There are 10 crew members on board the Russian ship, who are continuing to repair the broken oil heater, which is the center of the problem, Menzies said.
Canadian Prime Minister Stephen Harper took to Twitter on Saturday, expressing his thanks for the “great work” the Canadian Gordon Reid ship has been doing.
Thank you to the @CCG_GCC's Gordon Reid and others for the great work they are doing off the coast of the Haida Gwaii off the coast of BC.
— Stephen Harper (@pmharper) October 18, 2014
Simushir was built in the Netherlands in 1998 and is owned by
SASCO, which is registered in Kholmsk, Russia, according to the
British Columbia residents have been particularly fearful of an accidental oil spill in the region ever since the 1989 Exxon Valdez disaster, which is considered one of the worst environmental disasters in history.
The spill happened in Alaska waters when an Exxon Valdez oil tanker bound for California collided with a reef and spilled 260,000 to 750,000 barrels of crude oil within the next few days.

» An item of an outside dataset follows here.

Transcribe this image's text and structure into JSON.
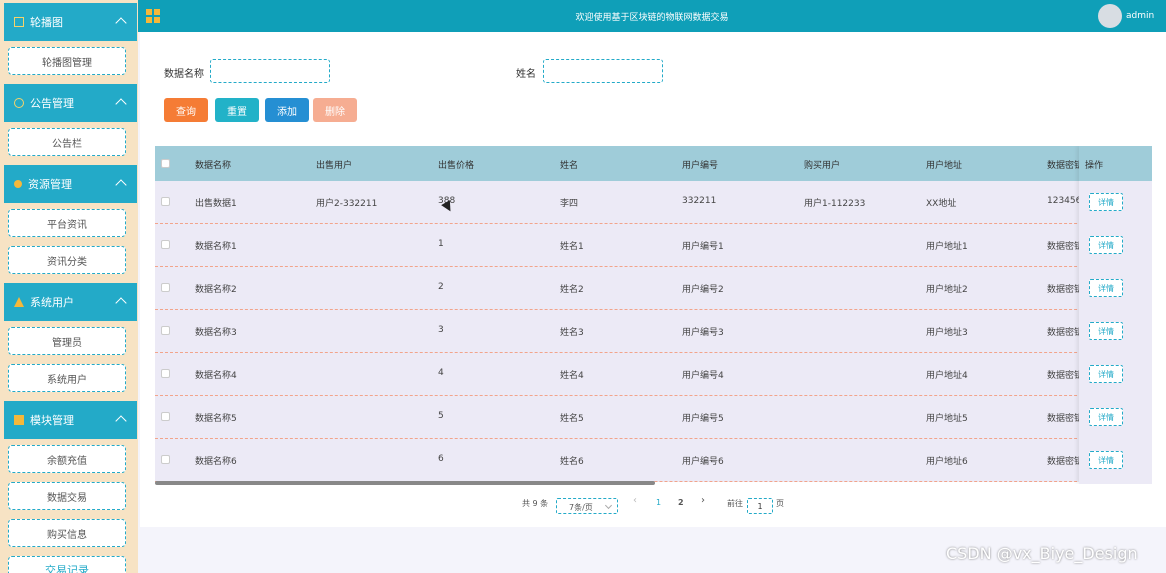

The spill, which took place in the habitat area of salmon, seals, sea otters and sea birds, covered some 2,100 kilometers (1,300 miles) of coastline and about 28,000 square kilometers (11,000 square miles) of ocean.
— M. Zak Henderson (@RestoreEcology) October 19, 2014
— Neil W. Humphrey (@neilwhumphrey) October 19, 2014
The extra concern over the stranded ship comes after the devastating consequences of the 2010 BP Deepwater Horizon oil spill, which killed eleven people, spilled 4.9 billion barrels of oil for a total of 87 days, and irreversibly destroyed wildlife in the area.